-- Problem description --
The response should be exactly the number of lines in the material below that contain the word "sending".
━━━
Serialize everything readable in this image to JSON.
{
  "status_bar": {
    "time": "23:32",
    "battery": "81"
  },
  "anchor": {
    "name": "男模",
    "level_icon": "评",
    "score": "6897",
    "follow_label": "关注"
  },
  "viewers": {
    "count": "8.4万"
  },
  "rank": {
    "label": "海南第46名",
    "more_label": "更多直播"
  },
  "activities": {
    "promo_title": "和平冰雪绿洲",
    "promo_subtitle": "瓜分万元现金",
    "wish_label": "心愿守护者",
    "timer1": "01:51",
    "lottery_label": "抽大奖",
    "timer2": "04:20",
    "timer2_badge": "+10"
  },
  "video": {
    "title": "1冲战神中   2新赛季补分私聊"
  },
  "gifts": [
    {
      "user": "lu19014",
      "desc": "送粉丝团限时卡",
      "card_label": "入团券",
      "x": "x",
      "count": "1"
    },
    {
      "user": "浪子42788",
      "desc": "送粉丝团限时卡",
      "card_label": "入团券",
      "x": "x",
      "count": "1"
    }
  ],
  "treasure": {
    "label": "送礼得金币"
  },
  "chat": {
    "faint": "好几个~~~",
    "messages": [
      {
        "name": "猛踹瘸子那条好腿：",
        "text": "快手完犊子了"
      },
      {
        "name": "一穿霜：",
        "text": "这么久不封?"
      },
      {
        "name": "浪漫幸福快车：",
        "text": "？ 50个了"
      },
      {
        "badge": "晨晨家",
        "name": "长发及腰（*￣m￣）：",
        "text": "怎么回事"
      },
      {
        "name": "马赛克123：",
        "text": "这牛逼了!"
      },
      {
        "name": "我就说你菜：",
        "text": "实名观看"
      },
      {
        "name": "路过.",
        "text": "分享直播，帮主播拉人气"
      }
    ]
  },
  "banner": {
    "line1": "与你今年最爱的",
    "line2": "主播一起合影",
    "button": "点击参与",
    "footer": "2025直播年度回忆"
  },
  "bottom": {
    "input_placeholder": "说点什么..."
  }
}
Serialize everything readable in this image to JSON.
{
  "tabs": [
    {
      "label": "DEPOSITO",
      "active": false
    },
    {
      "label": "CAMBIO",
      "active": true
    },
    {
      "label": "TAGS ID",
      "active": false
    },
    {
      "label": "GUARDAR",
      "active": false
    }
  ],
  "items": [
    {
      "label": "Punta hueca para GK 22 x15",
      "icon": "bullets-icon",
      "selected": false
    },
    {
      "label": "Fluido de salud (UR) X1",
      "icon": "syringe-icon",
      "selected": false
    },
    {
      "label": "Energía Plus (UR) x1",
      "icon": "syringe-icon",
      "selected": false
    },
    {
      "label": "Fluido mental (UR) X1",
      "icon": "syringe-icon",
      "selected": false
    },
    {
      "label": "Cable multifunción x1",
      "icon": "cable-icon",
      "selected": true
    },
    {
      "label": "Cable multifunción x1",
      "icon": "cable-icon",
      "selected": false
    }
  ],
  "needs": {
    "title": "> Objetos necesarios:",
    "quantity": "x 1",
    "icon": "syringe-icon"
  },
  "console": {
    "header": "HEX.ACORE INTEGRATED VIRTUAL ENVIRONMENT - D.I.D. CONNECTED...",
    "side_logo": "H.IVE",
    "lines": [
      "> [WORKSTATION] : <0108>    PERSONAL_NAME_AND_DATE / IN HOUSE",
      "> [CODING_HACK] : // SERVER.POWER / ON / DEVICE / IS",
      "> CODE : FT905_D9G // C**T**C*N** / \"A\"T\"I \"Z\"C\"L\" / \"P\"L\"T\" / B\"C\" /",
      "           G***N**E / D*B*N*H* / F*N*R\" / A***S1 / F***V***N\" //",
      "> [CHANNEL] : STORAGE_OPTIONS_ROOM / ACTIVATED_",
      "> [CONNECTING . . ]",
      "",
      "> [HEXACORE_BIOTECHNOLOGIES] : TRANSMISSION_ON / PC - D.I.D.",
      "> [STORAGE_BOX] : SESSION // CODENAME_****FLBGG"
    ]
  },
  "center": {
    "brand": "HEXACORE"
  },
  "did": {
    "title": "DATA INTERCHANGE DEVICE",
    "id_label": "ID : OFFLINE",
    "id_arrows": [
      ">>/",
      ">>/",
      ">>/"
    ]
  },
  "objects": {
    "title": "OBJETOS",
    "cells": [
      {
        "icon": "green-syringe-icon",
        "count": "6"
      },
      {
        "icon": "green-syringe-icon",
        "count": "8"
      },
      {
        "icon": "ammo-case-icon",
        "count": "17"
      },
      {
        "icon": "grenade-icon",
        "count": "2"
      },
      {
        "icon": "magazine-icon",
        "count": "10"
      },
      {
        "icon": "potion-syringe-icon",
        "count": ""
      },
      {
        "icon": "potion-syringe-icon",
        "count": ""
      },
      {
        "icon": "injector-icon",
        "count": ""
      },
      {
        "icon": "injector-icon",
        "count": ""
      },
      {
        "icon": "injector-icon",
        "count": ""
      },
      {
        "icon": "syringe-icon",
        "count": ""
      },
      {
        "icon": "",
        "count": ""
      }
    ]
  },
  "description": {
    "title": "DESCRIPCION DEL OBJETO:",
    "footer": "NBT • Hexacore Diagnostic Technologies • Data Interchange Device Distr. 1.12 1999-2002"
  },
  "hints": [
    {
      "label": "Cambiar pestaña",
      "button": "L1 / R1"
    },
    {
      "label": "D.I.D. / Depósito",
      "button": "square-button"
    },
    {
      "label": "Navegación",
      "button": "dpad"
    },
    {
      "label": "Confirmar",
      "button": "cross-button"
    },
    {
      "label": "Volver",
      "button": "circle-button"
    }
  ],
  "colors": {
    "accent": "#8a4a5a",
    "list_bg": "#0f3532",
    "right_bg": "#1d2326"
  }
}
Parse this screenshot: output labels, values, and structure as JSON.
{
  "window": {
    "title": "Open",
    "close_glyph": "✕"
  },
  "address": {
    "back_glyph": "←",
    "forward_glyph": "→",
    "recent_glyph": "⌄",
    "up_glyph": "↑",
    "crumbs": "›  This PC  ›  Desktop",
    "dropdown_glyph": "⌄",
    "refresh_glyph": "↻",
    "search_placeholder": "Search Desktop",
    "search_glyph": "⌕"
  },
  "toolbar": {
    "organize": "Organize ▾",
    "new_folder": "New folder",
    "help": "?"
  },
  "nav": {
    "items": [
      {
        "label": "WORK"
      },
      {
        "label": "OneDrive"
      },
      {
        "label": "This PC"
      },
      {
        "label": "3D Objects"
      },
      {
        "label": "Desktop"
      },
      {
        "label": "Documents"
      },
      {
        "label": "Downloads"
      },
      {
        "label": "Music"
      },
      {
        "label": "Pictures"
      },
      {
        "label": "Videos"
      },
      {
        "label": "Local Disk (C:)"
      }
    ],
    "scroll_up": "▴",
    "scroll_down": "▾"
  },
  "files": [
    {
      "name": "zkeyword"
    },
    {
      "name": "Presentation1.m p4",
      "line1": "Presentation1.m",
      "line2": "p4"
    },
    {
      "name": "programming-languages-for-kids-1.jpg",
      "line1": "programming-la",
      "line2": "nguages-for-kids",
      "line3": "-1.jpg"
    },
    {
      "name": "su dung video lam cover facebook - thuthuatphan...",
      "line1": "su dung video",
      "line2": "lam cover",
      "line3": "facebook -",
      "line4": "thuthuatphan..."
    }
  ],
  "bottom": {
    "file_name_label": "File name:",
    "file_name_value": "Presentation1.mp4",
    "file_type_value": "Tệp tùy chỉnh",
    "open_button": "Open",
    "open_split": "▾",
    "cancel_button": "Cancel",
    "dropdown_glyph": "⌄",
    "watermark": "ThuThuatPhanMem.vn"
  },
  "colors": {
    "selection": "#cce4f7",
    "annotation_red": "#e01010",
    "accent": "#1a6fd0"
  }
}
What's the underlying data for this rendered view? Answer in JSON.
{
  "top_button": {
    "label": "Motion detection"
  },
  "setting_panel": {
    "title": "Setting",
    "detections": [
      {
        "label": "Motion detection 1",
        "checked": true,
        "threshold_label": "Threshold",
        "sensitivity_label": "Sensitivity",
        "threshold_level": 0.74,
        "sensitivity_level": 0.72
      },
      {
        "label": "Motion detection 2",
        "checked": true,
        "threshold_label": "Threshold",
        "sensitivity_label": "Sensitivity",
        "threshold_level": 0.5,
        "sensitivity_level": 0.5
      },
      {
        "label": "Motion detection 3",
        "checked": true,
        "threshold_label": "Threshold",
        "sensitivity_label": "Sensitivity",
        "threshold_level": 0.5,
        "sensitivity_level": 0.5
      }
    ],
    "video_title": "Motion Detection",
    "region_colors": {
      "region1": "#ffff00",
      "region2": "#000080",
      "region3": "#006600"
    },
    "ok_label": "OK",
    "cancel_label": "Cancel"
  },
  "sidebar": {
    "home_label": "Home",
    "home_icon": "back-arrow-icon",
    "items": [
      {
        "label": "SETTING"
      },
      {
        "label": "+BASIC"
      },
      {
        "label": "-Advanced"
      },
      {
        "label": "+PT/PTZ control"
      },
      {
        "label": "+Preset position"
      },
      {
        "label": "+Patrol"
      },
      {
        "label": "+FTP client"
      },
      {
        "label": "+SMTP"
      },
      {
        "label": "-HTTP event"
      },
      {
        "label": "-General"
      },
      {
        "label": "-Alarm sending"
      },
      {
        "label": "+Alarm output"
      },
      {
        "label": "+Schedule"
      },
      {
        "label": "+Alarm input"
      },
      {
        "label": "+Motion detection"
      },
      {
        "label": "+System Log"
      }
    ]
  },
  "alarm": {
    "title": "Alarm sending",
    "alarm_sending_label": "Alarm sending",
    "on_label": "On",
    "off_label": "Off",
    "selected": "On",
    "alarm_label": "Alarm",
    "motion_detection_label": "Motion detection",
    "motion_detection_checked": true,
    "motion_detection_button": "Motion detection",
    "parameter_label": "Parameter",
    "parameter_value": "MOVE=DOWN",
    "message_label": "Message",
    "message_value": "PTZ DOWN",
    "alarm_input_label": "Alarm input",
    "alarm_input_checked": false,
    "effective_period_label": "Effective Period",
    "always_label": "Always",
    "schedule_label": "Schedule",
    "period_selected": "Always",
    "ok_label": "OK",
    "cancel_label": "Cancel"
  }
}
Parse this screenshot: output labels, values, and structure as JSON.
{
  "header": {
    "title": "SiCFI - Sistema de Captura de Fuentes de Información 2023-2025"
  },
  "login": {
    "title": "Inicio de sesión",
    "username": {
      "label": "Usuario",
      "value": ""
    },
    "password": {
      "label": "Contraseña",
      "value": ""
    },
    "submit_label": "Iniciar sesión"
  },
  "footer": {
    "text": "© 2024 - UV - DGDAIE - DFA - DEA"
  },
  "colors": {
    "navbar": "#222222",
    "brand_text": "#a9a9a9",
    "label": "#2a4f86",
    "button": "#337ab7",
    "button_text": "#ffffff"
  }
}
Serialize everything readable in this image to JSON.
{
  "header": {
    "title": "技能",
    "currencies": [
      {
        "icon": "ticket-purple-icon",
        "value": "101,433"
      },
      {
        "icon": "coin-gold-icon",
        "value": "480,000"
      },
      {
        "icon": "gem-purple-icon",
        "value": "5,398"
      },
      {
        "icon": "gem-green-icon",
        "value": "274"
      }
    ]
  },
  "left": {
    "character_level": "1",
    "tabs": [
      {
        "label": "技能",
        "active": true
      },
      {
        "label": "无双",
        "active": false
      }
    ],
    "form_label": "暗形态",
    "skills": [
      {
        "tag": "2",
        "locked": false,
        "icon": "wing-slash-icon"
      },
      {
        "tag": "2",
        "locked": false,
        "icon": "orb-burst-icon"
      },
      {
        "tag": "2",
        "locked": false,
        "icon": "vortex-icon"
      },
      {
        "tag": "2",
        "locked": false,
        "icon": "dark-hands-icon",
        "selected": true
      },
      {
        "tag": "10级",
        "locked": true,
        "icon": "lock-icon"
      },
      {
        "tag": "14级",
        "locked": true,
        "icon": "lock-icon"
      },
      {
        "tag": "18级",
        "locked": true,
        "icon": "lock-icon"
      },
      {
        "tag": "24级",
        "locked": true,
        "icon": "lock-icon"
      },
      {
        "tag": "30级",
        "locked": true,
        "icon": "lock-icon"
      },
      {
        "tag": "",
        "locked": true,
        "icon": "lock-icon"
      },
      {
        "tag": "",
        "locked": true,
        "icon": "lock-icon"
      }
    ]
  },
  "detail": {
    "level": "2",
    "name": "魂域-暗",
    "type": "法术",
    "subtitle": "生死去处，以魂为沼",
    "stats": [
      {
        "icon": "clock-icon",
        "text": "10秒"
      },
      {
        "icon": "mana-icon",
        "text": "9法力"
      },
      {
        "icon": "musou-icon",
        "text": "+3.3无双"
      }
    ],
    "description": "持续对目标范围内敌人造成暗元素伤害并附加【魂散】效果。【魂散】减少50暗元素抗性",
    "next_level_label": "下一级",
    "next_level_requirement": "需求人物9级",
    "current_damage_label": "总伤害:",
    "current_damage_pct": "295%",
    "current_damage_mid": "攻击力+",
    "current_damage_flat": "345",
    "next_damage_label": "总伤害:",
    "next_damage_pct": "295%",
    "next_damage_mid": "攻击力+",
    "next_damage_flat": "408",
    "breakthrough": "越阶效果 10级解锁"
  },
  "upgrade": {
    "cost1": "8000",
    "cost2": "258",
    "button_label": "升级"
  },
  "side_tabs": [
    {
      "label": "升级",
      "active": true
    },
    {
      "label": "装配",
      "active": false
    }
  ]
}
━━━
-- Response to the exercise --
3